As Kunal initially shared, e-commerce, like many other businesses are built on people, and the session was rightfully ended on the interaction between a startup and it’s people. Kunal shared a very interesting process that Snapdeal follows in hiring. He says, “In the beginning, we hired people because of their ability to communicate properly. While this is important, it isn’t a measure of the effectiveness of a person. Our process involves a series of interviews from various departments and we have very high bars, so it’s not easy to get in. Once these interviews are done, we ask people to present a business plan on how they will go about executing their roles. And surprisingly, many people who have cleared the four-five rounds of interviews don’t turn up for this! Furthermore, eight out of ten people who present, get selected. This is a great filter for us and as a startup, you don’t need great orators; you need people who can get S@#$ done.”

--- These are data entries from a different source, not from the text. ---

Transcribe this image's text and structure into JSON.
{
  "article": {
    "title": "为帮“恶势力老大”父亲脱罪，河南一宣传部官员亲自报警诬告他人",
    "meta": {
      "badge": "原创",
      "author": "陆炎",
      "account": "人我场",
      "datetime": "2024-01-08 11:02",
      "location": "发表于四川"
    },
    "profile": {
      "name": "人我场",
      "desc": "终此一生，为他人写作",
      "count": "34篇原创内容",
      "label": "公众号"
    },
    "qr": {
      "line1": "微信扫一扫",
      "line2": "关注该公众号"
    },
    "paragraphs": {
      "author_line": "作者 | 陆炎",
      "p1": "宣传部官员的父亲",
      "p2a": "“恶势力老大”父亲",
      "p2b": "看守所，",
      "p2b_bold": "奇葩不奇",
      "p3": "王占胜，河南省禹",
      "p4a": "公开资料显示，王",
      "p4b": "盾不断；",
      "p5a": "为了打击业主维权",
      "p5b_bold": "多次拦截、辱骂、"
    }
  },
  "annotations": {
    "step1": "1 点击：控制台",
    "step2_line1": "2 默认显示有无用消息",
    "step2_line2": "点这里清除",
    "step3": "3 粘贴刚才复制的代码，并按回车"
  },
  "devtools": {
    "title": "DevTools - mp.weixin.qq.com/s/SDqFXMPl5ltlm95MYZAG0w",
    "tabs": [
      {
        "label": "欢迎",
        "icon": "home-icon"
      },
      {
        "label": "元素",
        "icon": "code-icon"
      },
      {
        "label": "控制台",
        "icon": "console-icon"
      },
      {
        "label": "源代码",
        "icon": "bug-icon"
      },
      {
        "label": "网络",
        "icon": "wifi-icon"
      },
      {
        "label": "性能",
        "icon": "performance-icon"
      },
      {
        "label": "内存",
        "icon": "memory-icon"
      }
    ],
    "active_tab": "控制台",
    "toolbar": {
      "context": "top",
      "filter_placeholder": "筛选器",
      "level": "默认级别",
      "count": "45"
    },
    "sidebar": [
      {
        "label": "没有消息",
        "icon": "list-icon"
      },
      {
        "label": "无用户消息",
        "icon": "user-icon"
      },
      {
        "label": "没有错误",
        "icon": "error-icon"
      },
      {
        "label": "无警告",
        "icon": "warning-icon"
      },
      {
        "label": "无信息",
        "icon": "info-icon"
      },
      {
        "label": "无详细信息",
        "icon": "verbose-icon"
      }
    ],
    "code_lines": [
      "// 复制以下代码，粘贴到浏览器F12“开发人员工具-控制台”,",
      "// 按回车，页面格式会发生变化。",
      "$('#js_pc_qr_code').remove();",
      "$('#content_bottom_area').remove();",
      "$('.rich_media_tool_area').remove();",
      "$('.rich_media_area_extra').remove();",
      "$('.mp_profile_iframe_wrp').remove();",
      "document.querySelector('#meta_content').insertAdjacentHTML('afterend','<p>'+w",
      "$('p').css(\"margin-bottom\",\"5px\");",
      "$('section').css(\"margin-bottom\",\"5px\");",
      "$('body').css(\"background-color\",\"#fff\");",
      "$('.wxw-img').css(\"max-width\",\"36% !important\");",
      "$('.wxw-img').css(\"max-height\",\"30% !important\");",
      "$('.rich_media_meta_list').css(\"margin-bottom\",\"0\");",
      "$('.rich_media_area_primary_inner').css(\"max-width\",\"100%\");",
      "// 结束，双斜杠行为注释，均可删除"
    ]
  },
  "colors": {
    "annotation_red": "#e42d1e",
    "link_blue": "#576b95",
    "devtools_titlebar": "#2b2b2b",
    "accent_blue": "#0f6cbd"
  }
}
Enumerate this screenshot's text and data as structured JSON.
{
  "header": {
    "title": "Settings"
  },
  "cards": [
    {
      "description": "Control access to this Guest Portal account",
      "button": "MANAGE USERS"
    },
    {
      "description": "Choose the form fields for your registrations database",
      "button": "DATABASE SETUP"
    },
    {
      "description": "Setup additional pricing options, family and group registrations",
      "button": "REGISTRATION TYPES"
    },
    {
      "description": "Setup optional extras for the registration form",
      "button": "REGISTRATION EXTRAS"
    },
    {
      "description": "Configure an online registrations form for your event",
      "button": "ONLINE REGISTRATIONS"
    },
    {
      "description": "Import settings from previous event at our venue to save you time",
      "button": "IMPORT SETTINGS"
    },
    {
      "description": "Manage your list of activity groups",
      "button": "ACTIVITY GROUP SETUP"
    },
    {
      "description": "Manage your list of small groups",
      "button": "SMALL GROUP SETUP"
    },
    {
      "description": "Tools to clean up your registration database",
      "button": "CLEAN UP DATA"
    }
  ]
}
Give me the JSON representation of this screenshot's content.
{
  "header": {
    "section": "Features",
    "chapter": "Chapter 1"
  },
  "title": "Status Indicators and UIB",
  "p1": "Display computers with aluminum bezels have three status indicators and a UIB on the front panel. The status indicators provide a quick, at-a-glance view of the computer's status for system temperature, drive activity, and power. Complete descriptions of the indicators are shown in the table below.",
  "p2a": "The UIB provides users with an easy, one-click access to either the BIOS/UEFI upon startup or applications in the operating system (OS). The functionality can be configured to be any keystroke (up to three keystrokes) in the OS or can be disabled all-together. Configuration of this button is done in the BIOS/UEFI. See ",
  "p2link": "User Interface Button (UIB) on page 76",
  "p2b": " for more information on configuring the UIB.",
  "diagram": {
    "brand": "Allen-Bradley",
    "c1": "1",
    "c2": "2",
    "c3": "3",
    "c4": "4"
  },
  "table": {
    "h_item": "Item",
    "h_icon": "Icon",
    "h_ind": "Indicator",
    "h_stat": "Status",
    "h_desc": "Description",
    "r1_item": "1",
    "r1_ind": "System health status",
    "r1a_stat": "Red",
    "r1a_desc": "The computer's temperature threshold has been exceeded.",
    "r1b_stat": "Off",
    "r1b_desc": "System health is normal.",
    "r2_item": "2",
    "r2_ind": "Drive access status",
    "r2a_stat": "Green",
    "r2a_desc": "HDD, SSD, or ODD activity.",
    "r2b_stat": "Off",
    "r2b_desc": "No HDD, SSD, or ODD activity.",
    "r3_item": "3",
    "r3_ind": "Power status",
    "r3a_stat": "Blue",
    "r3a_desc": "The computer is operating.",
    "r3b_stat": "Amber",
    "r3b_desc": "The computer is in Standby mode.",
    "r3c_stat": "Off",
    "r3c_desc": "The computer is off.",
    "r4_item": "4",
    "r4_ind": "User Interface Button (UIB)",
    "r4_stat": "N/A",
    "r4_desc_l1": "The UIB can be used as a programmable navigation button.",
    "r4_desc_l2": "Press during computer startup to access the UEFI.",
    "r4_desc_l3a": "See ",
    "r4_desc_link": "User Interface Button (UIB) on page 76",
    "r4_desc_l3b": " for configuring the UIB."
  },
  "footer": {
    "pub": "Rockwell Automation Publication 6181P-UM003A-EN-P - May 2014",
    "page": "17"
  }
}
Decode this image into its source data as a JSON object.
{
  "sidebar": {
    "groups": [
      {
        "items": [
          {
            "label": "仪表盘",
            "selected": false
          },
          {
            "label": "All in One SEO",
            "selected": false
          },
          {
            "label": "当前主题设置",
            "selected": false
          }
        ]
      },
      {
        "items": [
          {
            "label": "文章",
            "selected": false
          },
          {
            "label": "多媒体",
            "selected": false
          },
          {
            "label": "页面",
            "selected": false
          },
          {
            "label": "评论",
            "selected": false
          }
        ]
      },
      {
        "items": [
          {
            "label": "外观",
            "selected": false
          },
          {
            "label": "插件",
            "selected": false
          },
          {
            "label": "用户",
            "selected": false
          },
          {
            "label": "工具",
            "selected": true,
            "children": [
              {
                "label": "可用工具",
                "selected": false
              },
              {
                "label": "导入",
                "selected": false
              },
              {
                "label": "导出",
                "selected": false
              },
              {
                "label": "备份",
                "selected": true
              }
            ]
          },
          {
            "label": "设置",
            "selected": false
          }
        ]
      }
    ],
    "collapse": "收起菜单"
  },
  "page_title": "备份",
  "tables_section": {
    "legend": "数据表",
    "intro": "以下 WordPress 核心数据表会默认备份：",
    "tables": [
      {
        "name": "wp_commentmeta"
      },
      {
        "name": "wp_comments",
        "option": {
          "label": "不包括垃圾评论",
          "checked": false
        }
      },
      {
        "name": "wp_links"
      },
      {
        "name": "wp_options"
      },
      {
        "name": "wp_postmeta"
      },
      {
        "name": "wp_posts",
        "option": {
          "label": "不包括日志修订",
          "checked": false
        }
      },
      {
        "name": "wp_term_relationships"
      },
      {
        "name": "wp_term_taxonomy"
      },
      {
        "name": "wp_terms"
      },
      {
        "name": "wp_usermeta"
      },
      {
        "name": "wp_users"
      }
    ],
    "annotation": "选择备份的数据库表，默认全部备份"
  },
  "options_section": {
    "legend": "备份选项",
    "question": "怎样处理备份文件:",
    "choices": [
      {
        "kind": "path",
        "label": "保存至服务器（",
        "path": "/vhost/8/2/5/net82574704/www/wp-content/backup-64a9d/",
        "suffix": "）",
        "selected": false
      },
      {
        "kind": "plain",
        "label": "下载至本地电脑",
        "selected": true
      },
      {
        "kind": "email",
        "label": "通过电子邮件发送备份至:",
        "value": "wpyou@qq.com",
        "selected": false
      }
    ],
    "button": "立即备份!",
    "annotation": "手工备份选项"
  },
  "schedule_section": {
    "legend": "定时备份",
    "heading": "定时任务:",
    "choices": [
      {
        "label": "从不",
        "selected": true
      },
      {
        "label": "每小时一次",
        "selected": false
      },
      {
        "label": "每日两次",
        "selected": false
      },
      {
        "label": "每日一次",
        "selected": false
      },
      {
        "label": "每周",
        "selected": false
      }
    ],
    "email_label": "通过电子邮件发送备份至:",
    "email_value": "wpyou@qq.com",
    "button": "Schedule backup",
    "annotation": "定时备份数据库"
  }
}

Kunal further shared that a large salary or a challenging work environment isn’t going to attract the best talent to a company. He says, “We did a poll amongst our employees and interestingly, 65% of our people come from small towns. Almost all of them have a relative who runs a small business and they’re aware of the challenges they go through. These people have come and stayed with us because of mission that Snapdeal is trying fulfill. When your company has got this clear, then you will attract the right kind of people. And they stop being employees; they become missionaries.
The talk ended with Kunal’s relationship with one of the most important people in his life - Rohit, his best friend and co-founder. In a chat after the session, Kunal shared, “You know, it was just a matter of time before me and Rohit started something together. He’s the third brother in the family, after me and my elder brother. Yes, there are ego issues while running a company - in the early days, we would have many hours wasted on deciding where a particular logo went on the site. Of course, we do realise now how trivial those things are. But however big or small the difference in opinion is, we make sure that we leave the room after having completely agreed on one thing. It is when co-founders ignore these things, that the cracks become crevices.”
Suvir concluded by saying the same about Nexus’s decision to back Snapdeal - “While there was always questions about how Snapdeal’s business model would pan out, we have an internal policy within Nexus where we have six criterions that define an entrepreneur. One who satisfies all of them, we refer to them as a six sigma entrepreneur. Kunal is one. While on one hand, the opportunity, team etc are driving factors, at the end of the day, we chose to back Kunal. And so far it has worked.”
On the whole, the Fireside chat ended with the audience pouring in their questions and both Kunal and Suvir patiently answered all the questions with great insights.
Pictures from the event http://yourstory.in/2013/07/photohighlights-from-the-fireside-chat/